**DATA EXTRACT**
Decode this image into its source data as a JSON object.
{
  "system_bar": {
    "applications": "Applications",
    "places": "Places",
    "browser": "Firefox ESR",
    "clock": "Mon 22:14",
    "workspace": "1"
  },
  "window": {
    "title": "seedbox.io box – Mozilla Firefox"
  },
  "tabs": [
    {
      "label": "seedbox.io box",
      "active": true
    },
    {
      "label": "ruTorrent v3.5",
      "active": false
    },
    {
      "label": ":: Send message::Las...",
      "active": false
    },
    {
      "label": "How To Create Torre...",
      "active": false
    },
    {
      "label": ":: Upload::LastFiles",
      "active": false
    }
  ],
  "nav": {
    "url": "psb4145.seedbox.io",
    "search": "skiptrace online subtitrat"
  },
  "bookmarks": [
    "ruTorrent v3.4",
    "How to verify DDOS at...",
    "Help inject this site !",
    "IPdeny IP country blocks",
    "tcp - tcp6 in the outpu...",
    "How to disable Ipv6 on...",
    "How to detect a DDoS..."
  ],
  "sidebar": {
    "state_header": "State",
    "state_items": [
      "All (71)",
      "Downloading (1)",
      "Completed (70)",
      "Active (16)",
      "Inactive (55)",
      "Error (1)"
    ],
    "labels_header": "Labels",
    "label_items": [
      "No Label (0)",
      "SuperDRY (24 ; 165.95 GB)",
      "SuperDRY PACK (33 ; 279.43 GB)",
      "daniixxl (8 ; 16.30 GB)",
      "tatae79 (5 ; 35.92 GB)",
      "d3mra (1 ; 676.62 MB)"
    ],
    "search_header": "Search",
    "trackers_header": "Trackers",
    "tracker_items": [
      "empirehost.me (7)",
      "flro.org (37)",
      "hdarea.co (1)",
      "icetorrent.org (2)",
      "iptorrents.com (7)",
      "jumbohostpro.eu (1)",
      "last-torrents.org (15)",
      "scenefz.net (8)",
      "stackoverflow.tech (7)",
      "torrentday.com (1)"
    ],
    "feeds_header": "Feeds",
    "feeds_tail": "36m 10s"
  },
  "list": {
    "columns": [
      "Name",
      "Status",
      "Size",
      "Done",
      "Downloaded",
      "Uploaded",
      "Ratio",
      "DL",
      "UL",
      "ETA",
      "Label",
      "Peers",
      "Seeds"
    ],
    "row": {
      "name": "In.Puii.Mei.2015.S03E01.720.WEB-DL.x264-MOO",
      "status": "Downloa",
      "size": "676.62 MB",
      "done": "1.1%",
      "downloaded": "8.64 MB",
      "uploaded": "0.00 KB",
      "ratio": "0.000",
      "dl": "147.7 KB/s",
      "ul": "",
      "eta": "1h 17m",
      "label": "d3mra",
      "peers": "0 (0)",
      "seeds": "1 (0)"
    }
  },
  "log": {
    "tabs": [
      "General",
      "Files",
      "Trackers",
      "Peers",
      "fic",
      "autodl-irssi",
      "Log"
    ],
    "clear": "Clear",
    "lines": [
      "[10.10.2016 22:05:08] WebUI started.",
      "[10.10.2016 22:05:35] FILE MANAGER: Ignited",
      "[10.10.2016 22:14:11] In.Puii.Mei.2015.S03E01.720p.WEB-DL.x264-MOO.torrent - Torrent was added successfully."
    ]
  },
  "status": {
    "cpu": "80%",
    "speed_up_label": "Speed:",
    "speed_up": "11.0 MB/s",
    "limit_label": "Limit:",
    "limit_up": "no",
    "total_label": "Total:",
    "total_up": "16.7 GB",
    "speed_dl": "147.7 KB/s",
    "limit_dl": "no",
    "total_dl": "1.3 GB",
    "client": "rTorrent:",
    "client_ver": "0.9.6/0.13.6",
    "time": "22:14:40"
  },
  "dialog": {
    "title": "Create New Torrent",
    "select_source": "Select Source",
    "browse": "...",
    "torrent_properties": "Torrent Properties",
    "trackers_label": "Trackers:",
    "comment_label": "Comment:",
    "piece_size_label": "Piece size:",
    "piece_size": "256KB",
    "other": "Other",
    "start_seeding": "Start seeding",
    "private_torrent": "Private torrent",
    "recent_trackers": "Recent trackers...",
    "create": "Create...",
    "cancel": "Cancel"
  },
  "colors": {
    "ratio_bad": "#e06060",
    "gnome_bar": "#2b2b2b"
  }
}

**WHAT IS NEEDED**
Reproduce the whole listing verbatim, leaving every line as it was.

**RESPONSE FOR THIS EXERCISE**
Decode this image into its source data as a JSON object.
{
  "system_bar": {
    "applications": "Applications",
    "places": "Places",
    "browser": "Firefox ESR",
    "clock": "Mon 22:14",
    "workspace": "1"
  },
  "window": {
    "title": "seedbox.io box – Mozilla Firefox"
  },
  "tabs": [
    {
      "label": "seedbox.io box",
      "active": true
    },
    {
      "label": "ruTorrent v3.5",
      "active": false
    },
    {
      "label": ":: Send message::Las...",
      "active": false
    },
    {
      "label": "How To Create Torre...",
      "active": false
    },
    {
      "label": ":: Upload::LastFiles",
      "active": false
    }
  ],
  "nav": {
    "url": "psb4145.seedbox.io",
    "search": "skiptrace online subtitrat"
  },
  "bookmarks": [
    "ruTorrent v3.4",
    "How to verify DDOS at...",
    "Help inject this site !",
    "IPdeny IP country blocks",
    "tcp - tcp6 in the outpu...",
    "How to disable Ipv6 on...",
    "How to detect a DDoS..."
  ],
  "sidebar": {
    "state_header": "State",
    "state_items": [
      "All (71)",
      "Downloading (1)",
      "Completed (70)",
      "Active (16)",
      "Inactive (55)",
      "Error (1)"
    ],
    "labels_header": "Labels",
    "label_items": [
      "No Label (0)",
      "SuperDRY (24 ; 165.95 GB)",
      "SuperDRY PACK (33 ; 279.43 GB)",
      "daniixxl (8 ; 16.30 GB)",
      "tatae79 (5 ; 35.92 GB)",
      "d3mra (1 ; 676.62 MB)"
    ],
    "search_header": "Search",
    "trackers_header": "Trackers",
    "tracker_items": [
      "empirehost.me (7)",
      "flro.org (37)",
      "hdarea.co (1)",
      "icetorrent.org (2)",
      "iptorrents.com (7)",
      "jumbohostpro.eu (1)",
      "last-torrents.org (15)",
      "scenefz.net (8)",
      "stackoverflow.tech (7)",
      "torrentday.com (1)"
    ],
    "feeds_header": "Feeds",
    "feeds_tail": "36m 10s"
  },
  "list": {
    "columns": [
      "Name",
      "Status",
      "Size",
      "Done",
      "Downloaded",
      "Uploaded",
      "Ratio",
      "DL",
      "UL",
      "ETA",
      "Label",
      "Peers",
      "Seeds"
    ],
    "row": {
      "name": "In.Puii.Mei.2015.S03E01.720.WEB-DL.x264-MOO",
      "status": "Downloa",
      "size": "676.62 MB",
      "done": "1.1%",
      "downloaded": "8.64 MB",
      "uploaded": "0.00 KB",
      "ratio": "0.000",
      "dl": "147.7 KB/s",
      "ul": "",
      "eta": "1h 17m",
      "label": "d3mra",
      "peers": "0 (0)",
      "seeds": "1 (0)"
    }
  },
  "log": {
    "tabs": [
      "General",
      "Files",
      "Trackers",
      "Peers",
      "fic",
      "autodl-irssi",
      "Log"
    ],
    "clear": "Clear",
    "lines": [
      "[10.10.2016 22:05:08] WebUI started.",
      "[10.10.2016 22:05:35] FILE MANAGER: Ignited",
      "[10.10.2016 22:14:11] In.Puii.Mei.2015.S03E01.720p.WEB-DL.x264-MOO.torrent - Torrent was added successfully."
    ]
  },
  "status": {
    "cpu": "80%",
    "speed_up_label": "Speed:",
    "speed_up": "11.0 MB/s",
    "limit_label": "Limit:",
    "limit_up": "no",
    "total_label": "Total:",
    "total_up": "16.7 GB",
    "speed_dl": "147.7 KB/s",
    "limit_dl": "no",
    "total_dl": "1.3 GB",
    "client": "rTorrent:",
    "client_ver": "0.9.6/0.13.6",
    "time": "22:14:40"
  },
  "dialog": {
    "title": "Create New Torrent",
    "select_source": "Select Source",
    "browse": "...",
    "torrent_properties": "Torrent Properties",
    "trackers_label": "Trackers:",
    "comment_label": "Comment:",
    "piece_size_label": "Piece size:",
    "piece_size": "256KB",
    "other": "Other",
    "start_seeding": "Start seeding",
    "private_torrent": "Private torrent",
    "recent_trackers": "Recent trackers...",
    "create": "Create...",
    "cancel": "Cancel"
  },
  "colors": {
    "ratio_bad": "#e06060",
    "gnome_bar": "#2b2b2b"
  }
}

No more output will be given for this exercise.